- WORK REQUIRED
Select all lines holding the word "JSON" from the entries that follow.

- Interface dataset entries
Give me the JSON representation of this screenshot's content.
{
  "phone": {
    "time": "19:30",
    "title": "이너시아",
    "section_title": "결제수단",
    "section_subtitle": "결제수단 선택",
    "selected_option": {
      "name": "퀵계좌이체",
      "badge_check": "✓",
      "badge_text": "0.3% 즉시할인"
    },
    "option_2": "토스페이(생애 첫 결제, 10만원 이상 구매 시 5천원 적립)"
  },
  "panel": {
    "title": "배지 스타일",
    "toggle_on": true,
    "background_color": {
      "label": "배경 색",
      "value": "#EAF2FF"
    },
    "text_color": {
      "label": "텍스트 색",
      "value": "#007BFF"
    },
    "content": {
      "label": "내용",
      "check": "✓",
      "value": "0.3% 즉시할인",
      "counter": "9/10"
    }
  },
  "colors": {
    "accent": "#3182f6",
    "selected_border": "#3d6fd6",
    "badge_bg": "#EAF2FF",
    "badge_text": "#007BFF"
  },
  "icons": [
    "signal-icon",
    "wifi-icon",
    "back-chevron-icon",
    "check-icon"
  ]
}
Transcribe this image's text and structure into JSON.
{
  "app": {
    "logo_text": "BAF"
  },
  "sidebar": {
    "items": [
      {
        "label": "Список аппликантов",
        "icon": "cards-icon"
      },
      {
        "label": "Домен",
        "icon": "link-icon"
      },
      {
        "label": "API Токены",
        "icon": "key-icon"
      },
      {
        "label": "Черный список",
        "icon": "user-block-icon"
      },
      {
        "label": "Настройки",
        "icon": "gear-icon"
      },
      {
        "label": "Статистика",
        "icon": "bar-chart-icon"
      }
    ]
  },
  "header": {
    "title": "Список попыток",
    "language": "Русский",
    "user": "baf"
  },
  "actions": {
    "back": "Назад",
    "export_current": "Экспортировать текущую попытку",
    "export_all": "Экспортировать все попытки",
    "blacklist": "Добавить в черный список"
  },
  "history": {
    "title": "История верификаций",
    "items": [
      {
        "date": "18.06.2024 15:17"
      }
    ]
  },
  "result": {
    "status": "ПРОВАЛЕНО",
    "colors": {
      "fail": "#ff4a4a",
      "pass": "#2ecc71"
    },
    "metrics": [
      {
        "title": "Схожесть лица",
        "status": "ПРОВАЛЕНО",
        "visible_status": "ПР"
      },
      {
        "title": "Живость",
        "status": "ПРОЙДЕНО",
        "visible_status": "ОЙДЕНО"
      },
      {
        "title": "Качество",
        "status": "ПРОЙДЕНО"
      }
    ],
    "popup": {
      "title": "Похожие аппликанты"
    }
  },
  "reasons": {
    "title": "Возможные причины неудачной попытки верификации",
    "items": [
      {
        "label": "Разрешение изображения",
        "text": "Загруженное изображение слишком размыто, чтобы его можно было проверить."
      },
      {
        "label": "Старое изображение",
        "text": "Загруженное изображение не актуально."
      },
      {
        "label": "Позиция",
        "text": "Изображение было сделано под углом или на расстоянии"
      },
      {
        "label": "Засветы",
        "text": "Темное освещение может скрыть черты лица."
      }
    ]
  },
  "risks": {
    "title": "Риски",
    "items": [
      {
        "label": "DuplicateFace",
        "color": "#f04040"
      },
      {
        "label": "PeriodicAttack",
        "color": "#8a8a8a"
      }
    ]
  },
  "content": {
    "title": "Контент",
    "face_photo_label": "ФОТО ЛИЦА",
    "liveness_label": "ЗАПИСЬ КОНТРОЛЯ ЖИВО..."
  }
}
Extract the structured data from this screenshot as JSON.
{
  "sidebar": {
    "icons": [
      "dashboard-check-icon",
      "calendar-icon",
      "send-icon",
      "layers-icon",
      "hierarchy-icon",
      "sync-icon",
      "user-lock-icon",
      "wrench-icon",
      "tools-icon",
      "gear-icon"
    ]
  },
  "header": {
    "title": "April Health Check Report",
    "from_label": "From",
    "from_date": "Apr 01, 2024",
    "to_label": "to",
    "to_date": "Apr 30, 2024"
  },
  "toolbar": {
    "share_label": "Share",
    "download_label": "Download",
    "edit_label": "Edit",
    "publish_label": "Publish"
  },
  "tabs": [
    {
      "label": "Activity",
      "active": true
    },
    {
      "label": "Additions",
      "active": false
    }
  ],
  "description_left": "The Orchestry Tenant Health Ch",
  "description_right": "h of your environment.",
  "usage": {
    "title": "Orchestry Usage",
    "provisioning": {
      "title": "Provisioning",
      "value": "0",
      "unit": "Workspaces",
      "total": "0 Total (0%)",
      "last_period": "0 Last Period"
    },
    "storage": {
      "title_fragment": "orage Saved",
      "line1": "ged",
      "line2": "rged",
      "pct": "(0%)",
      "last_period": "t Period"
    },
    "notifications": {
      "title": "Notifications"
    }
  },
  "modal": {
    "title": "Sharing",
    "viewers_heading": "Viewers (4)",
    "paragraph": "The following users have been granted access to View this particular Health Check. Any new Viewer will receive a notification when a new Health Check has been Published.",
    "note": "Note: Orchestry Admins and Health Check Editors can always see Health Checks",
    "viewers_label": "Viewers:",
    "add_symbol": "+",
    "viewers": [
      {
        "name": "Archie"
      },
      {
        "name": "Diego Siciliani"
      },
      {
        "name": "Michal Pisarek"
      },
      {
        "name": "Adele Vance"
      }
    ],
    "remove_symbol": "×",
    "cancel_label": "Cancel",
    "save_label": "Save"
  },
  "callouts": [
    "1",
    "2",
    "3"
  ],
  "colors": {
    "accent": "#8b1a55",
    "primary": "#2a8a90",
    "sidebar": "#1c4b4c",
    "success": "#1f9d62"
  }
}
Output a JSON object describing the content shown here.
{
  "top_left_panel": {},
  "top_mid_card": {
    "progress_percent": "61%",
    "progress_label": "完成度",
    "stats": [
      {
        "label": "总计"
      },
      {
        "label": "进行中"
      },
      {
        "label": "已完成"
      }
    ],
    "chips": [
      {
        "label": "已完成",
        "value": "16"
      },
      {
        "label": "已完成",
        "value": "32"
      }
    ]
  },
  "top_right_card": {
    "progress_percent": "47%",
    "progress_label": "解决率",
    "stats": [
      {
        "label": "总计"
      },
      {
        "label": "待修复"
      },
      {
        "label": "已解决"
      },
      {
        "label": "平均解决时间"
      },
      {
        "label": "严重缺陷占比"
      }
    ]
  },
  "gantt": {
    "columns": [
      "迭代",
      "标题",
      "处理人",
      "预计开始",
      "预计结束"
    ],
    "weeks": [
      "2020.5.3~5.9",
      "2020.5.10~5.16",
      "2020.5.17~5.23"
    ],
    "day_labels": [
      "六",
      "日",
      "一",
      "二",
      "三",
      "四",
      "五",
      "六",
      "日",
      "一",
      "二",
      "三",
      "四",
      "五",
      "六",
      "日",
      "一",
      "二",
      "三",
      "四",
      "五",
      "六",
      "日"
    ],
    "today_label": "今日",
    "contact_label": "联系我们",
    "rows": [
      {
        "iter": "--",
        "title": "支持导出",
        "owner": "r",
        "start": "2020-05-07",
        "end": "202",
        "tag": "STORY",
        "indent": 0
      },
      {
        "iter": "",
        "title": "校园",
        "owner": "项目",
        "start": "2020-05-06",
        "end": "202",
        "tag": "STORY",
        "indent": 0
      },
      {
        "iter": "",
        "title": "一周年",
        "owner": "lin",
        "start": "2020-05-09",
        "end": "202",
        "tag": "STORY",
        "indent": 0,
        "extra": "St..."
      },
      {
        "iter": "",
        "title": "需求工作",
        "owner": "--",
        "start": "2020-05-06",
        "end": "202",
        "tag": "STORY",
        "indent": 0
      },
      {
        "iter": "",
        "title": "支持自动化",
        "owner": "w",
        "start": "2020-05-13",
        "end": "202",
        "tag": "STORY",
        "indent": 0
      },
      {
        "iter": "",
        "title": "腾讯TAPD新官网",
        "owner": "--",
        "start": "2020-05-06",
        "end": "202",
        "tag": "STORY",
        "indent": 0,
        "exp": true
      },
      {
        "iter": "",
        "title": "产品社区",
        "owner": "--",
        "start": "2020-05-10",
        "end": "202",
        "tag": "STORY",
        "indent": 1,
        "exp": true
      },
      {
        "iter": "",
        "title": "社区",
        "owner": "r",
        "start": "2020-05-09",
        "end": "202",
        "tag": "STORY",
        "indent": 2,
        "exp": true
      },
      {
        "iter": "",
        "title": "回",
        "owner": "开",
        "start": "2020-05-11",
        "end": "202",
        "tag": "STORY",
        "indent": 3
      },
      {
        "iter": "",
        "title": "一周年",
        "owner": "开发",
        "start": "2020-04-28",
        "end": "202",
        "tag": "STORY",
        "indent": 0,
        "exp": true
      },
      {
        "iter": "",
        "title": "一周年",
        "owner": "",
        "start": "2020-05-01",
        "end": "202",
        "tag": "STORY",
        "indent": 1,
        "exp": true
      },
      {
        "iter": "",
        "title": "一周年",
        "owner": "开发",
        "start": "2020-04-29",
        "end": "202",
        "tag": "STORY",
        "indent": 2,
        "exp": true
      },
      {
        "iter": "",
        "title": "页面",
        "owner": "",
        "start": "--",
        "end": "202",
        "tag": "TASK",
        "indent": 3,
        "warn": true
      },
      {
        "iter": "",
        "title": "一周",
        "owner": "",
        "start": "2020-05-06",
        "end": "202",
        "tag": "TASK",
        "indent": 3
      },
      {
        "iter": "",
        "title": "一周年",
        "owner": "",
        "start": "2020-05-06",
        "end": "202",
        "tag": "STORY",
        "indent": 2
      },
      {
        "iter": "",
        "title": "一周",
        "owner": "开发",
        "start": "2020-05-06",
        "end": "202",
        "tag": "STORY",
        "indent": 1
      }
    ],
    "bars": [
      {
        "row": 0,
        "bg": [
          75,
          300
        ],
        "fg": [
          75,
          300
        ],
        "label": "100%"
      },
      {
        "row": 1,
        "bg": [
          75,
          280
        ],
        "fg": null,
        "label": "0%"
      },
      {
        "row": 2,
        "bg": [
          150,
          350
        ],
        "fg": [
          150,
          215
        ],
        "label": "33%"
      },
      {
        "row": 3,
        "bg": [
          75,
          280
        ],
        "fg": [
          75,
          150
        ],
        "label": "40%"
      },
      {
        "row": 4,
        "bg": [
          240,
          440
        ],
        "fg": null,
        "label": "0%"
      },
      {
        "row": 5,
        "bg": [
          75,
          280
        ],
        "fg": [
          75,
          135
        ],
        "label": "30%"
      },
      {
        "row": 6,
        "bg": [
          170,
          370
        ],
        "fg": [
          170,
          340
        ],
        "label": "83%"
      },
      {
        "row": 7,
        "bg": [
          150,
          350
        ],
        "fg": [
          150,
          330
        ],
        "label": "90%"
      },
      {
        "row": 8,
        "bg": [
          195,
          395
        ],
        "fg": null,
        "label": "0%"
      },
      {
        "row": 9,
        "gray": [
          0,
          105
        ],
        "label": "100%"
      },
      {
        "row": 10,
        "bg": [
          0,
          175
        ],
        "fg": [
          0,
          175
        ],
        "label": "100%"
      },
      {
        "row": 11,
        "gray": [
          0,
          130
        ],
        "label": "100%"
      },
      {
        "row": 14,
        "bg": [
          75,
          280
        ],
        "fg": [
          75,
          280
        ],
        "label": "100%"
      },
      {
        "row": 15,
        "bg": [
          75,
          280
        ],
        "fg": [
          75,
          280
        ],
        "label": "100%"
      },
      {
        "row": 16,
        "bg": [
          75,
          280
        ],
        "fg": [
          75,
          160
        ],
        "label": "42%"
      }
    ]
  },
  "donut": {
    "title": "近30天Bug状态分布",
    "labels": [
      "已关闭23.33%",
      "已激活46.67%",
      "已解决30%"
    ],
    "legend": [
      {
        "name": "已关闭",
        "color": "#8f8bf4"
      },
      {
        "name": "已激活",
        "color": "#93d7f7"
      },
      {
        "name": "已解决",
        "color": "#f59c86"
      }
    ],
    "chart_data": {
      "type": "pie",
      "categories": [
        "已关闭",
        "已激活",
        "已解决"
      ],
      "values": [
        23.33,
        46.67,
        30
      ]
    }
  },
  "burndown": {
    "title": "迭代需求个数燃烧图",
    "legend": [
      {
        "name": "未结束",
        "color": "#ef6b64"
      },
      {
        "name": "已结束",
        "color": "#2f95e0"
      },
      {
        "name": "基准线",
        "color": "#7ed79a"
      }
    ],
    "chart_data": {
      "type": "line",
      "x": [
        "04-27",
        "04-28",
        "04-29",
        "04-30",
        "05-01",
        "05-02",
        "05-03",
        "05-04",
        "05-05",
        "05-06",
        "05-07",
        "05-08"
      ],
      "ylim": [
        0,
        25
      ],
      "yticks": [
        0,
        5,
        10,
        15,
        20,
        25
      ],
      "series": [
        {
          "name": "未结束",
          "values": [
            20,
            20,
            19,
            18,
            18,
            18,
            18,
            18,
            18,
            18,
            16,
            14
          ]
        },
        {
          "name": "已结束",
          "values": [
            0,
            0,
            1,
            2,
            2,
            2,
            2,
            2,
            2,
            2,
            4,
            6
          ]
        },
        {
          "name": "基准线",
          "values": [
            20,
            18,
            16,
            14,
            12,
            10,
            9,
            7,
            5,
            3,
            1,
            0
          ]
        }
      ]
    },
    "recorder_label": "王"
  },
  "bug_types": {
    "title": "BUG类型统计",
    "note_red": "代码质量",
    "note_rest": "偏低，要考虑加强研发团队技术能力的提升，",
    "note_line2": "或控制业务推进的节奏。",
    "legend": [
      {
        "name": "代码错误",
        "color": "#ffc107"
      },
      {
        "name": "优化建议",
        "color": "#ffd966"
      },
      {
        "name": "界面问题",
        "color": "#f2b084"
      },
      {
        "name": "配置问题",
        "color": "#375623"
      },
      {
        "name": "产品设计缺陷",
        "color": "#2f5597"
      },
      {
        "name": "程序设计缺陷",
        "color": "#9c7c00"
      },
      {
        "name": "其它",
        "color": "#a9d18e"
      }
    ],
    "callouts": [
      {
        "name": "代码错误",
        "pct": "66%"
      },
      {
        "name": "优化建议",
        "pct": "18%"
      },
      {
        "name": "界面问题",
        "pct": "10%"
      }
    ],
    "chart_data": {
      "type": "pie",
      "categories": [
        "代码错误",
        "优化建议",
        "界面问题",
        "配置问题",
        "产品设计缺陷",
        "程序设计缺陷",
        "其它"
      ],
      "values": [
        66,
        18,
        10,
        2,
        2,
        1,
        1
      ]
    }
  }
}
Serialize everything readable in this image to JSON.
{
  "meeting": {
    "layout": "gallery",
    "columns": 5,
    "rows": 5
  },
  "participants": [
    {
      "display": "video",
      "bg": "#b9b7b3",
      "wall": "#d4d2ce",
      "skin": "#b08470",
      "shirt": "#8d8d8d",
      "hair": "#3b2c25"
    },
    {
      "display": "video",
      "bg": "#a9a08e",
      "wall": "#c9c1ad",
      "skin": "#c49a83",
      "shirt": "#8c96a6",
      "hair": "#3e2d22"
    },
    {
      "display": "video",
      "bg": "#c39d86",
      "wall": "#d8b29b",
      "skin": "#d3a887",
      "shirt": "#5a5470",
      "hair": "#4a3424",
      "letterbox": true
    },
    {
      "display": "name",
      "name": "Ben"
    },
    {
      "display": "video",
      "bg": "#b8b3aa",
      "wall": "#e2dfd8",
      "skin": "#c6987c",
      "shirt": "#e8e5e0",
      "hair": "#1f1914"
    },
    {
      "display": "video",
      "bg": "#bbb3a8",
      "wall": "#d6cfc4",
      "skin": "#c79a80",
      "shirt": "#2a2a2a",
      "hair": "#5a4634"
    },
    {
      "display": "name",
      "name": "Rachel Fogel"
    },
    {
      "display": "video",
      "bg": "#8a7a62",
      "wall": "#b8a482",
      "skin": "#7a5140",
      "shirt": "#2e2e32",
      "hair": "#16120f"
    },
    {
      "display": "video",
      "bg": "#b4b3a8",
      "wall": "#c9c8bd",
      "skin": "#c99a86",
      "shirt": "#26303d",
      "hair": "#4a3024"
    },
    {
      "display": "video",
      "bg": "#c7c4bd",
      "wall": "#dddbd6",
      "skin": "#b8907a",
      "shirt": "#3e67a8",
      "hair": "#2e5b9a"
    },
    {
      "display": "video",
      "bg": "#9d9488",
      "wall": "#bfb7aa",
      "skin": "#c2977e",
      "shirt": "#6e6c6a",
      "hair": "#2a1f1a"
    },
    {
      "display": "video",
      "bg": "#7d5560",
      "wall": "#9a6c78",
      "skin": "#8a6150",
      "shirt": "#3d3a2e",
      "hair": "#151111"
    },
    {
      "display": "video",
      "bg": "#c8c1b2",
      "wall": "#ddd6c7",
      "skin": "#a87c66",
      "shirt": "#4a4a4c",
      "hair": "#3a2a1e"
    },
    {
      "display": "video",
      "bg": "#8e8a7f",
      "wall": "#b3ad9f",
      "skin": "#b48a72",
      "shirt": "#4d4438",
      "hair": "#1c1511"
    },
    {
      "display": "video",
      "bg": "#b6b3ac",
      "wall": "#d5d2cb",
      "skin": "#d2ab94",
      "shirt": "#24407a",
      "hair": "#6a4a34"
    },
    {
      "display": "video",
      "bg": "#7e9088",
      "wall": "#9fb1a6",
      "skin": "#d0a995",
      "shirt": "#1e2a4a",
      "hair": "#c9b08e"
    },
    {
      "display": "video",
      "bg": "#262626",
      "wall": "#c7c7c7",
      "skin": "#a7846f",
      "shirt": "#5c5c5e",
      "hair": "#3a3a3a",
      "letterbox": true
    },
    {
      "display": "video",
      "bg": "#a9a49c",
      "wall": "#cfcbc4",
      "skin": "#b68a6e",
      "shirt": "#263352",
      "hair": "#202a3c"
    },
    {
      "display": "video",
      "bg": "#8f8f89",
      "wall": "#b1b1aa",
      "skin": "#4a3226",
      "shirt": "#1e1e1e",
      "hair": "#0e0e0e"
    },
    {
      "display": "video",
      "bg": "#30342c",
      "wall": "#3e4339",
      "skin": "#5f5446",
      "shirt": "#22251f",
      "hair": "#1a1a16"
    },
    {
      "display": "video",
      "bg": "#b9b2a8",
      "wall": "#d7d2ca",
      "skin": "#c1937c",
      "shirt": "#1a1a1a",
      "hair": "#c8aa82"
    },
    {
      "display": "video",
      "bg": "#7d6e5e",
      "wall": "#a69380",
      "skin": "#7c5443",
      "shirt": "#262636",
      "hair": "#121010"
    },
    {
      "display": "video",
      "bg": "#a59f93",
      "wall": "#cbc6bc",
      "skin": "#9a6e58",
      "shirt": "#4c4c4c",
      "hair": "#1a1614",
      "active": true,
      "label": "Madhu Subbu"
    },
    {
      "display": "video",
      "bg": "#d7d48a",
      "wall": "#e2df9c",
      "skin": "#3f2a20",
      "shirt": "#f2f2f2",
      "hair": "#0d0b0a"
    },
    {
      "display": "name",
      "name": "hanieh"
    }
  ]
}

- SOLUTION
Give me the JSON representation of this screenshot's content.
Transcribe this image's text and structure into JSON.
Extract the structured data from this screenshot as JSON.
Output a JSON object describing the content shown here.
Serialize everything readable in this image to JSON.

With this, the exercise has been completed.